Problem to work on
What you return should be every line below, word for word, and none of the images.

Working data

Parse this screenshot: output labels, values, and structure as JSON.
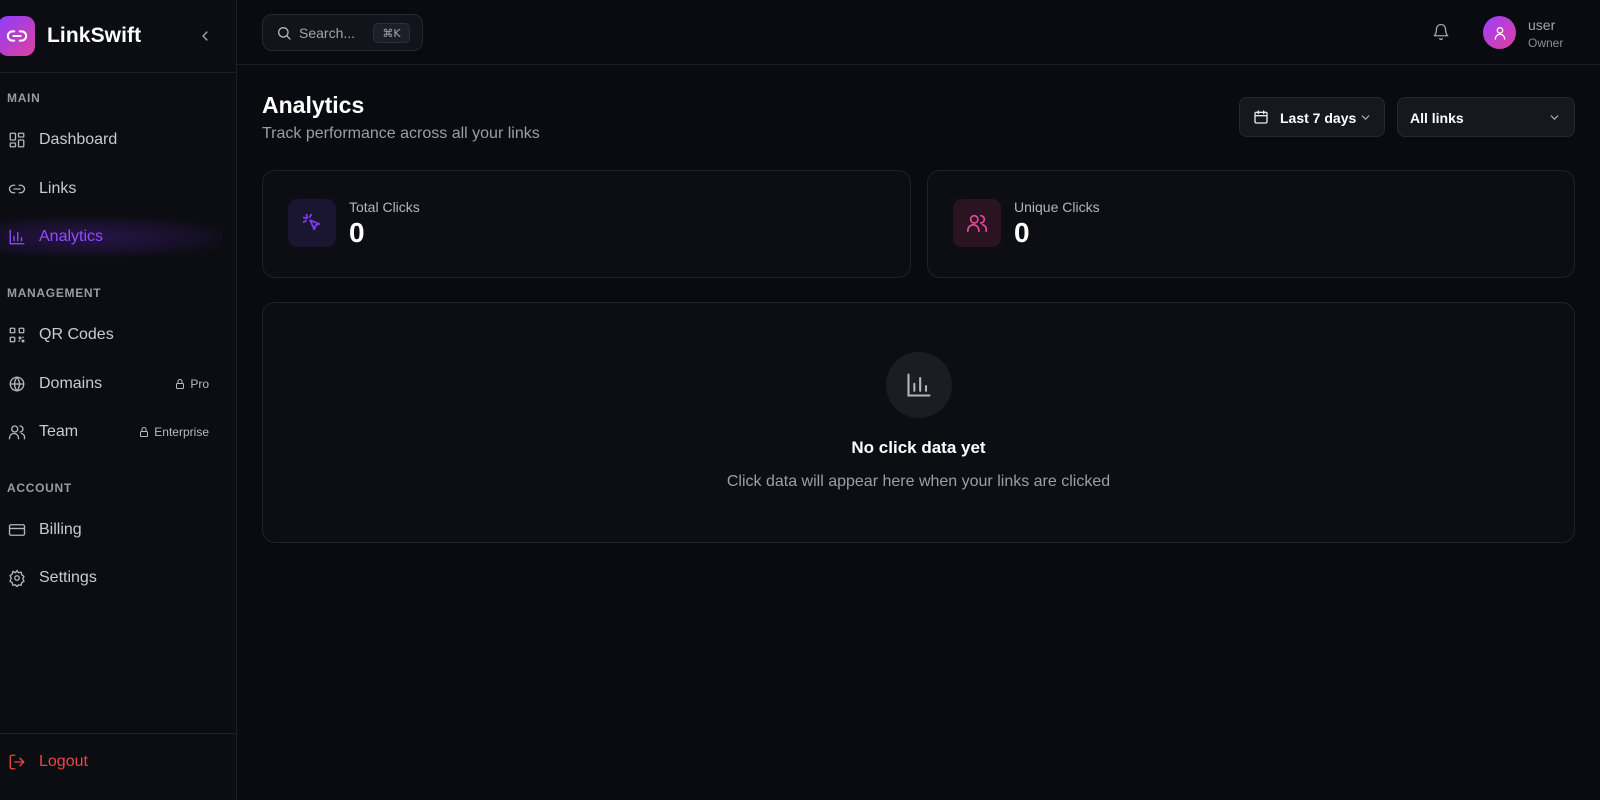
{
  "brand": {
    "name": "LinkSwift"
  },
  "sidebar": {
    "sections": {
      "main": "MAIN",
      "management": "MANAGEMENT",
      "account": "ACCOUNT"
    },
    "items": [
      {
        "label": "Dashboard",
        "icon": "dashboard-icon"
      },
      {
        "label": "Links",
        "icon": "link-icon"
      },
      {
        "label": "Analytics",
        "icon": "bar-chart-icon",
        "active": true
      },
      {
        "label": "QR Codes",
        "icon": "qr-code-icon"
      },
      {
        "label": "Domains",
        "icon": "globe-icon",
        "badge": "Pro"
      },
      {
        "label": "Team",
        "icon": "users-icon",
        "badge": "Enterprise"
      },
      {
        "label": "Billing",
        "icon": "credit-card-icon"
      },
      {
        "label": "Settings",
        "icon": "gear-icon"
      }
    ],
    "logout": "Logout"
  },
  "topbar": {
    "search": {
      "placeholder": "Search...",
      "shortcut": "⌘K"
    },
    "user": {
      "name": "user",
      "role": "Owner"
    }
  },
  "page": {
    "title": "Analytics",
    "subtitle": "Track performance across all your links",
    "date_range": "Last 7 days",
    "link_filter": "All links"
  },
  "stats": [
    {
      "label": "Total Clicks",
      "value": "0",
      "color": "#7c3aed"
    },
    {
      "label": "Unique Clicks",
      "value": "0",
      "color": "#ec4899"
    }
  ],
  "empty_state": {
    "title": "No click data yet",
    "description": "Click data will appear here when your links are clicked"
  },
  "colors": {
    "accent": "#8f4dff",
    "brand_gradient_start": "#8b3dff",
    "brand_gradient_end": "#e0409b",
    "danger": "#ef4444",
    "background": "#0a0b10"
  }
}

Problem solution
Parse this screenshot: output labels, values, and structure as JSON.
{
  "brand": {
    "name": "LinkSwift"
  },
  "sidebar": {
    "sections": {
      "main": "MAIN",
      "management": "MANAGEMENT",
      "account": "ACCOUNT"
    },
    "items": [
      {
        "label": "Dashboard",
        "icon": "dashboard-icon"
      },
      {
        "label": "Links",
        "icon": "link-icon"
      },
      {
        "label": "Analytics",
        "icon": "bar-chart-icon",
        "active": true
      },
      {
        "label": "QR Codes",
        "icon": "qr-code-icon"
      },
      {
        "label": "Domains",
        "icon": "globe-icon",
        "badge": "Pro"
      },
      {
        "label": "Team",
        "icon": "users-icon",
        "badge": "Enterprise"
      },
      {
        "label": "Billing",
        "icon": "credit-card-icon"
      },
      {
        "label": "Settings",
        "icon": "gear-icon"
      }
    ],
    "logout": "Logout"
  },
  "topbar": {
    "search": {
      "placeholder": "Search...",
      "shortcut": "⌘K"
    },
    "user": {
      "name": "user",
      "role": "Owner"
    }
  },
  "page": {
    "title": "Analytics",
    "subtitle": "Track performance across all your links",
    "date_range": "Last 7 days",
    "link_filter": "All links"
  },
  "stats": [
    {
      "label": "Total Clicks",
      "value": "0",
      "color": "#7c3aed"
    },
    {
      "label": "Unique Clicks",
      "value": "0",
      "color": "#ec4899"
    }
  ],
  "empty_state": {
    "title": "No click data yet",
    "description": "Click data will appear here when your links are clicked"
  },
  "colors": {
    "accent": "#8f4dff",
    "brand_gradient_start": "#8b3dff",
    "brand_gradient_end": "#e0409b",
    "danger": "#ef4444",
    "background": "#0a0b10"
  }
}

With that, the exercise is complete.